6. A sub-assembly for an air-heater of a type described comprising a metallic tubular member, a pair of spiral heating elements inside said tubular member carried thereby and spaced axially thereof, each of said spiral heating elements having a pair of ofiset terminal ends, said terminal ends extending in the same general direction, one of said heating elements being turned 180 with respect to the other so that said offset terminal ends lie between said spirals.

JOHN F. VOLKER.

REFERENCES CITED The following references are of record in the file of this patent:

UNITED STATES PATENTS Number Name Date 1,914,724 Johnson June 20, 1933 1,967,757 Losee July 24, 1934 1,982,190 Ball et a1 Nov. 27, 1934 2,120,795 Boothby June 14, 1938 2,456,781 Hardey Dec. 21, 1948 2,492,774 Wild Dec. 27, 1949

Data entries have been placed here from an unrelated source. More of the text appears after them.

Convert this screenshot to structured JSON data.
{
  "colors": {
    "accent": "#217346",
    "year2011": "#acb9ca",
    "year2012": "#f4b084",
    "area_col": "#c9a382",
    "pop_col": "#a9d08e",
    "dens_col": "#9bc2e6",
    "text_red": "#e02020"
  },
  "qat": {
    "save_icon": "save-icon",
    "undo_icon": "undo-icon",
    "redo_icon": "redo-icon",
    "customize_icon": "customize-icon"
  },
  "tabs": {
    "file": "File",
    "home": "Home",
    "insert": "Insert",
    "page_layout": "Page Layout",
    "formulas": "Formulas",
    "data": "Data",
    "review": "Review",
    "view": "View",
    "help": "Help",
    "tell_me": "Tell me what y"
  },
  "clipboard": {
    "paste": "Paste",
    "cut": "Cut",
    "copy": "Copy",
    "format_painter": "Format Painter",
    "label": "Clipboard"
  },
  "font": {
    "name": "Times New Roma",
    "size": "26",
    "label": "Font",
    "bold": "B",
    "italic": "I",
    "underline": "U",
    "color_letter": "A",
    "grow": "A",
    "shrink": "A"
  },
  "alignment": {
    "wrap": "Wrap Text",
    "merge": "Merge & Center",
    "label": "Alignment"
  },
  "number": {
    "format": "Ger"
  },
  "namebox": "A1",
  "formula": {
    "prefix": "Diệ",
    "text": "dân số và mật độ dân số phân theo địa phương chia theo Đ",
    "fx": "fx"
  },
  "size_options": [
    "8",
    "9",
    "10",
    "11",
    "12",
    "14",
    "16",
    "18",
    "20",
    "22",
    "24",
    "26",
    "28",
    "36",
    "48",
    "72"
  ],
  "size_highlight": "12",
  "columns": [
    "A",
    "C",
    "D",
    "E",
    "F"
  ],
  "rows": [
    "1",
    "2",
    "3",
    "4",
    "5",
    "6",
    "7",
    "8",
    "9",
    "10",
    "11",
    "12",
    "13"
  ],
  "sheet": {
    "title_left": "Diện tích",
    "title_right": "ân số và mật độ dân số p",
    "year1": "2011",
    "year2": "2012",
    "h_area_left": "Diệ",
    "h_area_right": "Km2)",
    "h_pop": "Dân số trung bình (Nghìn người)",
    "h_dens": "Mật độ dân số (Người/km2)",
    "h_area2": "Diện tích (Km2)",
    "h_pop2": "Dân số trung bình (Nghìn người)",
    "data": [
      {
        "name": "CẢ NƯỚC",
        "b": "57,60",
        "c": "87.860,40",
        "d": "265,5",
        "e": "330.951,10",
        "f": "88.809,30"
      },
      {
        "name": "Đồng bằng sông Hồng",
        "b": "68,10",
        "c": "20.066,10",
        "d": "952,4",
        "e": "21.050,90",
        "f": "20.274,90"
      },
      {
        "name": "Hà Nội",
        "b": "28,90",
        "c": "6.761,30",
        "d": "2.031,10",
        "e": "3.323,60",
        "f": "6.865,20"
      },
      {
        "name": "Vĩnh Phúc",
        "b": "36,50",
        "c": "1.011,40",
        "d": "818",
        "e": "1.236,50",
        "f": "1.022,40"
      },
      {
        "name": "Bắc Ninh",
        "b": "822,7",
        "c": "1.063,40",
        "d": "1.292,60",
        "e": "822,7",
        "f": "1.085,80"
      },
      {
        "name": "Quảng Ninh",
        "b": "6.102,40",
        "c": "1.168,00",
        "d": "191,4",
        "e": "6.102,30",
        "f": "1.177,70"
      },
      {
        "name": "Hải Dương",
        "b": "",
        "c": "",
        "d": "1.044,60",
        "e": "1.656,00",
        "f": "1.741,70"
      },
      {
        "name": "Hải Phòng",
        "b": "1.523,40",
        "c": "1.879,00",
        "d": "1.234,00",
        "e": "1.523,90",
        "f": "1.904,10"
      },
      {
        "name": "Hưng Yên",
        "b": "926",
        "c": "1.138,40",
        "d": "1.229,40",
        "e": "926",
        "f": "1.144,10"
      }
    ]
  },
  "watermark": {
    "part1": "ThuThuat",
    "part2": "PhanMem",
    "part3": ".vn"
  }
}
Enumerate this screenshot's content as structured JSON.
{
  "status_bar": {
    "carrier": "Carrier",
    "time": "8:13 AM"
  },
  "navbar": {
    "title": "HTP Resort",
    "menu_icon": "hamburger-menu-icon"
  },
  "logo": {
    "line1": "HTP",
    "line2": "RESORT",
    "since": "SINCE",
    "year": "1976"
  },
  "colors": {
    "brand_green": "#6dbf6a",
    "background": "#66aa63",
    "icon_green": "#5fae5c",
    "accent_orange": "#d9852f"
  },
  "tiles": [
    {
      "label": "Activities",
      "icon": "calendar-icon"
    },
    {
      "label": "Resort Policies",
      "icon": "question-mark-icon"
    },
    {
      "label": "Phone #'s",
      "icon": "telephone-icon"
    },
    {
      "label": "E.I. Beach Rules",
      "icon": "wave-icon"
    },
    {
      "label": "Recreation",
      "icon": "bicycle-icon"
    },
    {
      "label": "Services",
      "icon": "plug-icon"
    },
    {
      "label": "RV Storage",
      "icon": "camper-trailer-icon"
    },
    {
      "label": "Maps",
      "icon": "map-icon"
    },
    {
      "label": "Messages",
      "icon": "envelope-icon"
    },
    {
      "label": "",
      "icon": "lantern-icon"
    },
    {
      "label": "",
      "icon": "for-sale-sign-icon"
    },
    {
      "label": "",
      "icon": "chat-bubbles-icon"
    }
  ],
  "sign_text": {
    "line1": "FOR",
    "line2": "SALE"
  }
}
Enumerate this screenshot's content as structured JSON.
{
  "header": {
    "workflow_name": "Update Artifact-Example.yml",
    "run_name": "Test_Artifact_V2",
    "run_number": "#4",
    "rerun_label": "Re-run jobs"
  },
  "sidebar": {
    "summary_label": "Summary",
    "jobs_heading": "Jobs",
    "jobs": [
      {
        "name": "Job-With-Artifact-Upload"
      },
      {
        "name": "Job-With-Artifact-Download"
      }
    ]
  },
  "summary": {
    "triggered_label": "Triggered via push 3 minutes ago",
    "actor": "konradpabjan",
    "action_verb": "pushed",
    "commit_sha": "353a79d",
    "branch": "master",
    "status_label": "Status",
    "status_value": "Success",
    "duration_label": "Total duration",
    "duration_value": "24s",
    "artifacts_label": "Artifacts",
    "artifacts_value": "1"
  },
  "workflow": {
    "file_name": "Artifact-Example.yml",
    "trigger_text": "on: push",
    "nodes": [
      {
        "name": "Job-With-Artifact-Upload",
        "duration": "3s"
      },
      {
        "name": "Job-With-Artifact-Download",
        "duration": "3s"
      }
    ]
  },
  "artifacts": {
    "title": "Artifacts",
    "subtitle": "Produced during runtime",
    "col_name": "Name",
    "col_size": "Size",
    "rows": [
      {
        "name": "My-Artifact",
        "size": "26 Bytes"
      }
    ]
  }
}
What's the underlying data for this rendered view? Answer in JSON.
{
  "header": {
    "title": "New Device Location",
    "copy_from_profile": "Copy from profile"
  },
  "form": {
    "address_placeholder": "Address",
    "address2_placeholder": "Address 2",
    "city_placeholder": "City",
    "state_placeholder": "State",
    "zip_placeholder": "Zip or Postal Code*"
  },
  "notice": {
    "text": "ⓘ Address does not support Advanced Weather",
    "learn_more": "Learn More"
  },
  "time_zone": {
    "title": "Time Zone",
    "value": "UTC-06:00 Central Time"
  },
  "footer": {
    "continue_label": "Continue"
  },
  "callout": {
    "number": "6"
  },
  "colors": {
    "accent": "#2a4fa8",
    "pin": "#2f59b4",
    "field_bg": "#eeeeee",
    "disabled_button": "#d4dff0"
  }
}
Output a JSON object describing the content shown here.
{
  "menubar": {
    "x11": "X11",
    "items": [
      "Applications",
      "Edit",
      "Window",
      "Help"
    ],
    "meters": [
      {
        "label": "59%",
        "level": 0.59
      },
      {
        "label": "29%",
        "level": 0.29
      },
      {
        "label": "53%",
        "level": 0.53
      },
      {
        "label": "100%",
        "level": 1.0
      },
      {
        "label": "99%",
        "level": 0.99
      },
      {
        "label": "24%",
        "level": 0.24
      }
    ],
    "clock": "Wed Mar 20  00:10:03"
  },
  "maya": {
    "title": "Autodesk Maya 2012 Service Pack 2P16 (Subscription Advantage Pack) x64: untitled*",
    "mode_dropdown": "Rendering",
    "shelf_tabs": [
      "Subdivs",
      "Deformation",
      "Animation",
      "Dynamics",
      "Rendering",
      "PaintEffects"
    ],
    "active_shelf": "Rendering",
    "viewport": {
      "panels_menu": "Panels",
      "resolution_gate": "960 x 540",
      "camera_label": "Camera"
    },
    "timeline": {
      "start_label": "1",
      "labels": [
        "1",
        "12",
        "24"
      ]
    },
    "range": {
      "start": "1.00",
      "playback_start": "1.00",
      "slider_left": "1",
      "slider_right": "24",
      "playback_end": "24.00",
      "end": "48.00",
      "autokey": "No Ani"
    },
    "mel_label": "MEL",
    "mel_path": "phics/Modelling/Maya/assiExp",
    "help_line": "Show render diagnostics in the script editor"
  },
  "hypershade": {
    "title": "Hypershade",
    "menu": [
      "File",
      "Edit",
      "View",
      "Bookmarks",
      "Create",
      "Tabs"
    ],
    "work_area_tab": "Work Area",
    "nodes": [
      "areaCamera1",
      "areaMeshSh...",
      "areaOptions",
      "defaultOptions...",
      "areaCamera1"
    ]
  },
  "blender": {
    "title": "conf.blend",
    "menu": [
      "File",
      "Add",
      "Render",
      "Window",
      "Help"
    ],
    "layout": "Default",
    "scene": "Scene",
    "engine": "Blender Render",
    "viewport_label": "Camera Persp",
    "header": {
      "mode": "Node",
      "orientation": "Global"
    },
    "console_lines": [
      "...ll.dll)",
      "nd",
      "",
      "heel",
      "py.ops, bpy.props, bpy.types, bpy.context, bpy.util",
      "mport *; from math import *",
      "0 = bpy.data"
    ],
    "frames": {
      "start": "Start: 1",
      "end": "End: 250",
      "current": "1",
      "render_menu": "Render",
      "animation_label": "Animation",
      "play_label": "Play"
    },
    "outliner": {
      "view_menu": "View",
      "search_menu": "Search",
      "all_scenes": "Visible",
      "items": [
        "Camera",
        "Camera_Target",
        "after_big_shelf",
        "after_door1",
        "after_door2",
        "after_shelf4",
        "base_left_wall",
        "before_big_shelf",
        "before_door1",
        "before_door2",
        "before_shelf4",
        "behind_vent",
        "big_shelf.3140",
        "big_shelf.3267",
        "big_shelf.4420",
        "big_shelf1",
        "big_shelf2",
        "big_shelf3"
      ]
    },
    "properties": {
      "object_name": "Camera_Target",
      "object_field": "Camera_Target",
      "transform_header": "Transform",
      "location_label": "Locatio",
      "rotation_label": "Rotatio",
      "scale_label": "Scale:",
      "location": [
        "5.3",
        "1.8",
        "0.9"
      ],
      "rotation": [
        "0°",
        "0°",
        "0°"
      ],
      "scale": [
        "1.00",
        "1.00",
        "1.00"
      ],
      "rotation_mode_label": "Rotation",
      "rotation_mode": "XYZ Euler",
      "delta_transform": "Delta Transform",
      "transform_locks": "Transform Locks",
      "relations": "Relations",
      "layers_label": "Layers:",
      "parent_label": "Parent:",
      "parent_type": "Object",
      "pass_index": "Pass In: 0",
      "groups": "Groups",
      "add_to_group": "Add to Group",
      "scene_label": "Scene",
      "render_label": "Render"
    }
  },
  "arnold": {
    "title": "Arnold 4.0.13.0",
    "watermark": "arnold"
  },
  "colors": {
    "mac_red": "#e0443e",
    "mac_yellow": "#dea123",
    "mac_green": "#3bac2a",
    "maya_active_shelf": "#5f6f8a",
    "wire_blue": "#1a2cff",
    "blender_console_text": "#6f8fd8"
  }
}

Patent Citations
Cited PatentFiling datePublication dateApplicantTitle
US1914724 *Oct 13, 1931Jun 20, 1933Knapp Monarch CoAir heater and circulator
US1967757 *Feb 10, 1932Jul 24, 1934Losee Joseph SFan heater
US1982190 *Dec 18, 1933Nov 27, 1934Ball Joseph FElectric heater
US2120795 *Mar 3, 1937Jun 14, 1938Air Devices CorpHeater
US2456781 *Oct 5, 1945Dec 21, 1948Emerson Electric Mfg CompanyBlower type radiant heater
US2492774 *Nov 14, 1945Dec 27, 1949Alfred WildPortable electric heater
Referenced by
Citing PatentFiling datePublication dateApplicantTitle
US2802088 *Dec 10, 1954Aug 6, 1957Jet Heet IncHeating units
US3275069 *Feb 7, 1964Sep 27, 1966Westinghouse Electric CorpAir conditioning apparatus
US3418452 *Oct 27, 1965Dec 24, 1968Floyd V. GrabnerElectrically heated bath drying device
US4260875 *Jun 19, 1978Apr 7, 1981Clairol IncorporatedControlled temperature hair dryer
US4518847 *Nov 2, 1982May 21, 1985Crockett & Kelly, Inc.Electrically-powered portable space heater
US4683370 *Aug 8, 1984Jul 28, 1987Wagner Spray Tech CorporationHot air gun with air directing housing
US5721804 *Oct 12, 1995Feb 24, 1998Heatech International, Inc.Y-shaped portable electric space heater with value to reduce pressure within the boiler
US6748163 *Jul 18, 2002Jun 8, 2004King Electrical Manufacturing CompanyElectric heater with dual overheat limits
Classifications
U.S. Classification392/368, 338/297
International ClassificationF24H3/04
Cooperative ClassificationF24H3/0417
European ClassificationF24H3/04B2B